Desmoid tumors are tumors derived from muscle and tendon tissue and are an overgrowth of fibrous tissue. These tumors are rare in children and are difficult to treat because they invade and encase other surrounding structures in the body.


Children older than 10 are more frequently affected and the frequency amongst males and females is equal. The overall occurrence of desmoid tumors is estimated to be 0.03% among all other types of tumors. There is no known racial predilection. Desmoid tumors are more common in children with a family history of polyposis coli, or colon cancer.

Signs and Symptoms

Children with desmoid tumors may exhibit some or all of the following:  Painless lump or swelling on the arms, legs, abdomen, or chest.  If located in the abdomen, obstruction of the bowels leading to severe constipation and abdominal enlargement  Pain from nerve or muscle compression  New limp from tumors in the legs.

Possible Causes

Desmoid tumors are thought to arise from the aberrant growth and proliferation of immature muscle cells called myofibroblasts. As these cells grow and divide, they lose their normal cell signals for death and thus are immortalized. Women who are exposed to oral contraceptive agents have a higher risk. No one knows the exact mechanism or gene responsible for this disease.


Making the diagnosis of a desmoid tumor can be done by a tissue biopsy. Prior to any biopsy or surgery, imaging studies such as CT scans or MRI (magnetic resonance imaging) are usually performed to better delineate the regions involved.

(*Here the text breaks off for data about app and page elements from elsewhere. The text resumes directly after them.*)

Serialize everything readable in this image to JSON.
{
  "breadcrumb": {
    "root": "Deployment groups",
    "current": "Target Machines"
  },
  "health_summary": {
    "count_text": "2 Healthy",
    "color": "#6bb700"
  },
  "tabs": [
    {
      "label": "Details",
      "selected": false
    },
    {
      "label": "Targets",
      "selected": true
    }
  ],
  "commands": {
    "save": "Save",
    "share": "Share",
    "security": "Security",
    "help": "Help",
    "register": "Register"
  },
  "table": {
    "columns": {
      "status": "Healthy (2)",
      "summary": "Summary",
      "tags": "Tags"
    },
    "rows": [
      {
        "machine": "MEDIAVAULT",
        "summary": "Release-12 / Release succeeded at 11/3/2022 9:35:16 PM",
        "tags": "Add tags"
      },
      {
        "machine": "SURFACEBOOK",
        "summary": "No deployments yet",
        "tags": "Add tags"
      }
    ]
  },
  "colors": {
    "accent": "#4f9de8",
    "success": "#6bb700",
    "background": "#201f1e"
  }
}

Biopsied tissue can be prepared by a trained pathologist to look at special immunologic markers that can help distinguish desmoid tumors from other tumors. Blood tests such as a complete blood count or complete metabolic panel are usually done to detect any other co-existing conditions.

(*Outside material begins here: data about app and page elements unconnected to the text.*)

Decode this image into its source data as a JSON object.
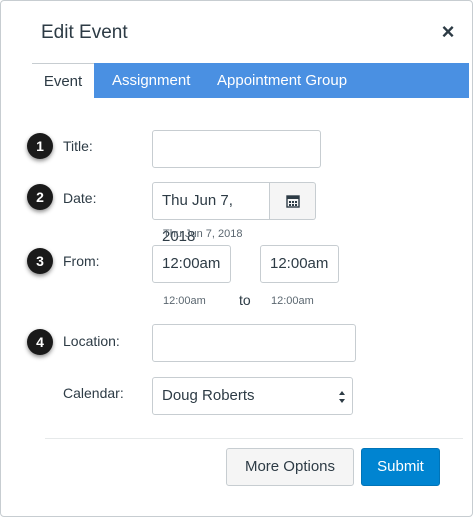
{
  "dialog": {
    "title": "Edit Event",
    "close_glyph": "×"
  },
  "tabs": [
    {
      "label": "Event",
      "active": true
    },
    {
      "label": "Assignment",
      "active": false
    },
    {
      "label": "Appointment Group",
      "active": false
    }
  ],
  "badges": [
    "1",
    "2",
    "3",
    "4"
  ],
  "form": {
    "title_label": "Title:",
    "title_value": "",
    "date_label": "Date:",
    "date_value": "Thu Jun 7, 2018",
    "date_hint": "Thu Jun 7, 2018",
    "calendar_icon": "calendar-icon",
    "from_label": "From:",
    "from_value": "12:00am",
    "from_hint": "12:00am",
    "to_label": "to",
    "to_value": "12:00am",
    "to_hint": "12:00am",
    "location_label": "Location:",
    "location_value": "",
    "calendar_label": "Calendar:",
    "calendar_value": "Doug Roberts"
  },
  "footer": {
    "more_options_label": "More Options",
    "submit_label": "Submit"
  },
  "colors": {
    "tab_bar": "#4a90e2",
    "submit": "#0084d1",
    "badge": "#1a1a1a"
  }
}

The mainstay of treatment is to surgically remove as much tumor as possible while preserving the involved vital structures. Given that desmoid tumors infiltrate structures in the body, it is difficult to completely remove the tumor. Chemotherapy medications in low doses, and radiation therapies are also used to shrink the tumor. For patients who do not respond to surgery, chemotherapy, or radiation, a technique known as radiofrequency ablation (RFA) may be tried. There have been reports in the medical literature of successful patient responses to high doses of vitamin C and an anti-inflammatory agent called indomethacin. Current clinical trials through the Children’s Oncology Group have been studying the effects of two agents: tamoxifen and sulindac, on desmoid tumors that have been unsuccessfully treated with conventional therapy.

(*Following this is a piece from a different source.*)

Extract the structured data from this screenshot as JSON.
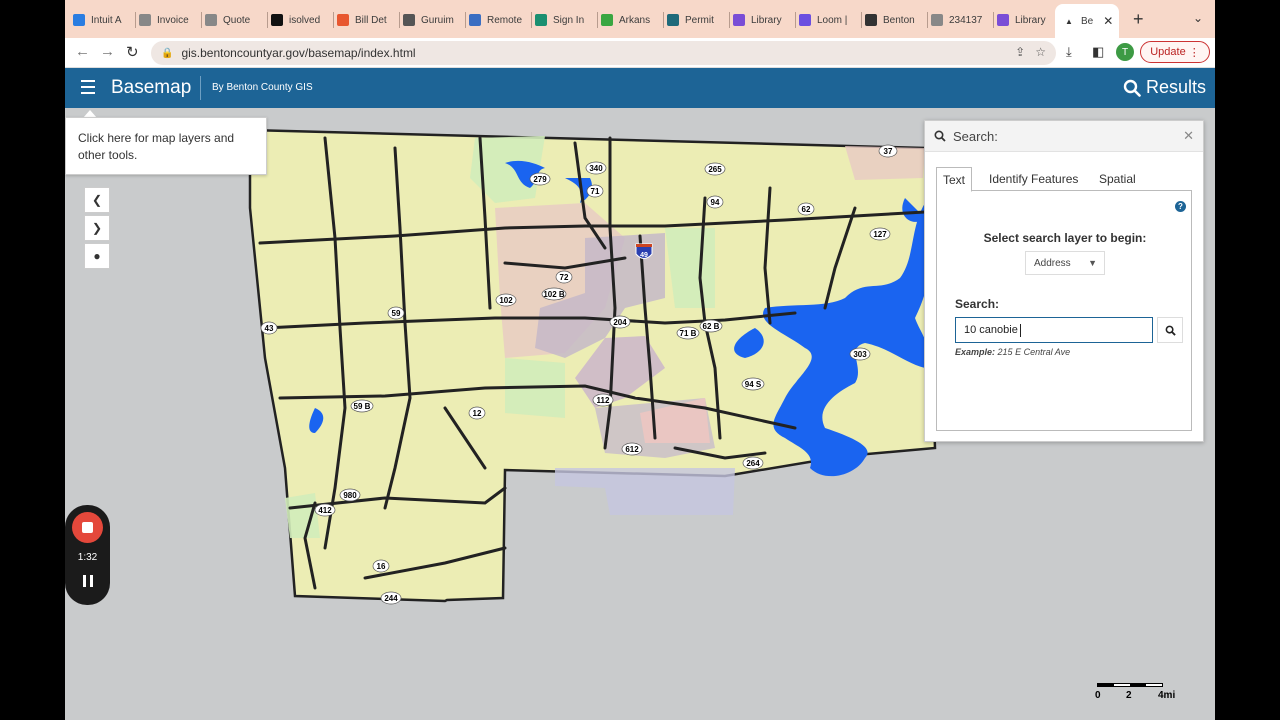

If complete surgical removal of the tumor is achieved, children are usually cured of their disease. However if there is even small amount of tumor left, there is a high likelihood of reoccurrence. The severity of any deficits depends on where the tumor is located and the degree to which it has spread in the body.

Connect with other parents

In the spirit of community and support, Madisons Foundation offers the unique service of connecting parents of children with rare diseases. If you would like to be connected to other parents of children with this disease, please fill out this brief form.


The Desmoid tumor Online Support Group
You must subscribe to this group to search their archives.

A very comprehesive summary of DT.

Children's Oncology Group
Information for parents on cancers and clinical trials of treatment.
Good general information about the disease.

Diamond Blackfan Anemia
This is a wonderful website that has a good review of DBA, tells of ongoing research, newsletter opportunities, and support from others that are also dealing with DBA.

Family Village
This website allows for family members and patients to chat with others that have been affected by DBA.

National cancer Institute
A detailed summary of the disease with nice definitions of technical terms. National Heart,

Lung and Blood Institute
A website with information about ongoing research on DBA.

A website with information about clinical trials involving treatment of DBA.

Google Search for Desmoid Tumors

References and Sources

Wagstaff MJ, Raurell A, and Perks AG. (2004). Multicentric extra-abdominal desmoid tumours. Br J Plast Surg 57(4):362-5. Abdelkader M, Riad M, and Williams A. (2001) Aggressive fibromatosis of the head and neck (desmoid tumours). J Laryngol Otol.115(10):772-6.